His prayer, there should be more dialogue platforms to encourage tolerance and respect of different political views.
Peace is community responsibility
Zimbabwe Human Rights NGO Forum director Abel Chikomo said the responsibility to sustain peace lay not just in the hands of traditional leaders, but in the community as a whole.
“In the end, we must acknowledge that if peace is everyone’s right, then building it must be everyone’s duty, because peace does not just happen. You have to work for it. It is difficult to work for peace, but to live with violence is a constant torment,” he said.
Meanwhile ZPP, in its statement on the same occasion, urged the alignment of existing laws to the country’s new constitution.
“Without this (alignment), the ZPP strongly believes that this year’s theme “the right of people’s to peace” will remain a pipedream for many Zimbabweans. ZPP urges policy makers and relevant stakeholders to publicly account and commit to supporting a peaceful Zimbabwe.”
The ZPP also called on government to establish the National Peace and Reconciliation Commission (NPRC) as enshrined in the constitution.
The NPRC’s mandate is to bring lasting peace, justice and ensure post-conflict justice, healing and reconciliation.
As the sun set on the dusty Chigavakava, villagers were finishing up their soccer tournament and receiving their trophies, hopefully in preparation for the beginning of a new day of peace and political tolerance.

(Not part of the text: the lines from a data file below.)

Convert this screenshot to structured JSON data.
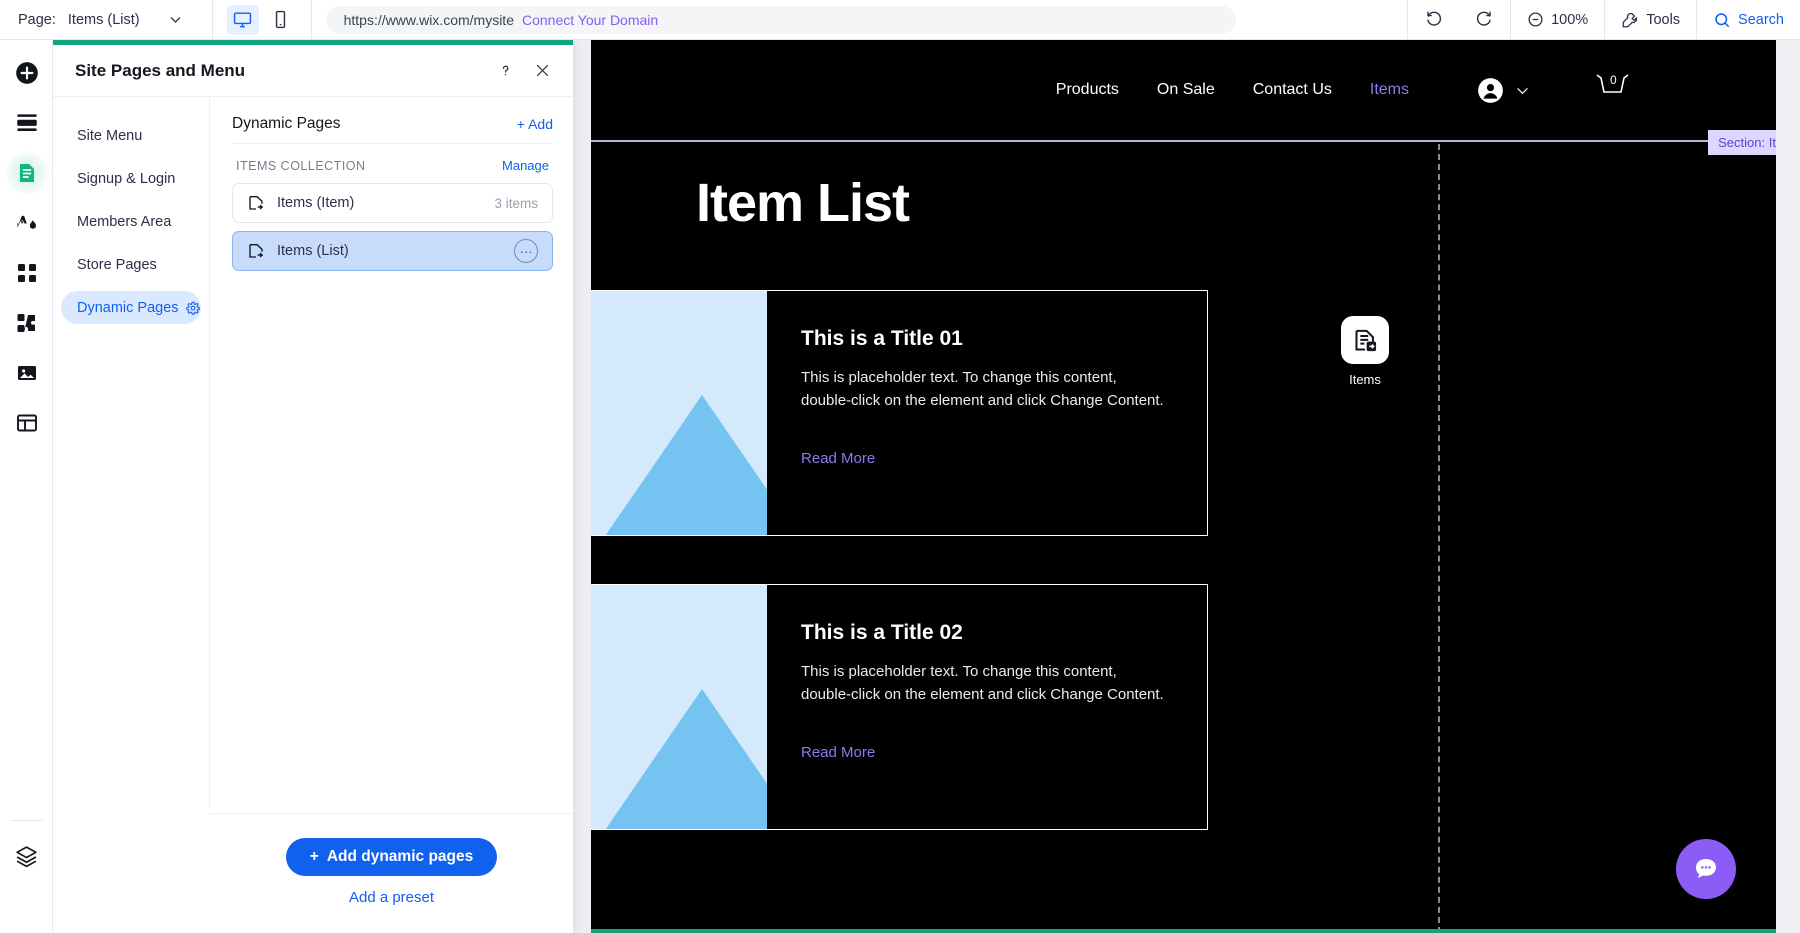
{
  "topbar": {
    "page_label": "Page:",
    "page_value": "Items (List)",
    "caret_icon": "chevron-down-icon",
    "desktop_icon": "desktop-icon",
    "mobile_icon": "mobile-icon",
    "url": "https://www.wix.com/mysite",
    "connect_domain": "Connect Your Domain",
    "undo_icon": "undo-icon",
    "redo_icon": "redo-icon",
    "zoom_label": "100%",
    "zoom_icon": "zoom-out-icon",
    "tools_label": "Tools",
    "tools_icon": "wrench-icon",
    "search_label": "Search",
    "search_icon": "search-icon"
  },
  "rail": {
    "items": [
      {
        "name": "add-elements",
        "icon": "plus-circle-icon",
        "active": false
      },
      {
        "name": "site-sections",
        "icon": "sections-icon",
        "active": false
      },
      {
        "name": "pages-and-menu",
        "icon": "page-document-icon",
        "active": true
      },
      {
        "name": "site-design",
        "icon": "theme-paint-icon",
        "active": false
      },
      {
        "name": "apps",
        "icon": "apps-grid-icon",
        "active": false
      },
      {
        "name": "plugins",
        "icon": "puzzle-icon",
        "active": false
      },
      {
        "name": "media",
        "icon": "image-icon",
        "active": false
      },
      {
        "name": "cms",
        "icon": "table-icon",
        "active": false
      }
    ],
    "bottom": {
      "name": "layers",
      "icon": "layers-icon"
    }
  },
  "panel": {
    "title": "Site Pages and Menu",
    "help_icon": "question-mark-icon",
    "close_icon": "close-icon",
    "accent_color": "#10a37f",
    "nav": [
      {
        "label": "Site Menu",
        "active": false,
        "gear": false
      },
      {
        "label": "Signup & Login",
        "active": false,
        "gear": false
      },
      {
        "label": "Members Area",
        "active": false,
        "gear": false
      },
      {
        "label": "Store Pages",
        "active": false,
        "gear": false
      },
      {
        "label": "Dynamic Pages",
        "active": true,
        "gear": true,
        "gear_icon": "gear-icon"
      }
    ],
    "section_title": "Dynamic Pages",
    "add_label": "+ Add",
    "collection_name": "ITEMS COLLECTION",
    "manage_label": "Manage",
    "pages": [
      {
        "label": "Items (Item)",
        "count": "3 items",
        "selected": false,
        "icon": "dynamic-page-icon"
      },
      {
        "label": "Items (List)",
        "count": "",
        "selected": true,
        "icon": "dynamic-page-icon",
        "more_icon": "more-options-icon"
      }
    ],
    "footer": {
      "primary_label": "Add dynamic pages",
      "primary_icon": "plus-icon",
      "link_label": "Add a preset"
    }
  },
  "canvas": {
    "site_nav": [
      {
        "label": "Products",
        "current": false
      },
      {
        "label": "On Sale",
        "current": false
      },
      {
        "label": "Contact Us",
        "current": false
      },
      {
        "label": "Items",
        "current": true
      }
    ],
    "account_icon": "user-avatar-icon",
    "account_caret_icon": "chevron-down-icon",
    "cart_icon": "shopping-cart-icon",
    "cart_count": "0",
    "tooltip": "Section: Items (List)",
    "hero_title": "Item List",
    "cards": [
      {
        "title": "This is a Title 01",
        "text": "This is placeholder text. To change this content, double-click on the element and click Change Content.",
        "link": "Read More",
        "image_icon": "mountain-placeholder-image"
      },
      {
        "title": "This is a Title 02",
        "text": "This is placeholder text. To change this content, double-click on the element and click Change Content.",
        "link": "Read More",
        "image_icon": "mountain-placeholder-image"
      }
    ],
    "page_badge": {
      "label": "Items",
      "icon": "dynamic-page-icon"
    },
    "chat_icon": "chat-bubble-icon",
    "accent_color": "#8b5cf6"
  }
}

The day ended with the words of the late Vice President John Landa Nkomo’s “Peace begins with me, peace begins with you and peace begins with us”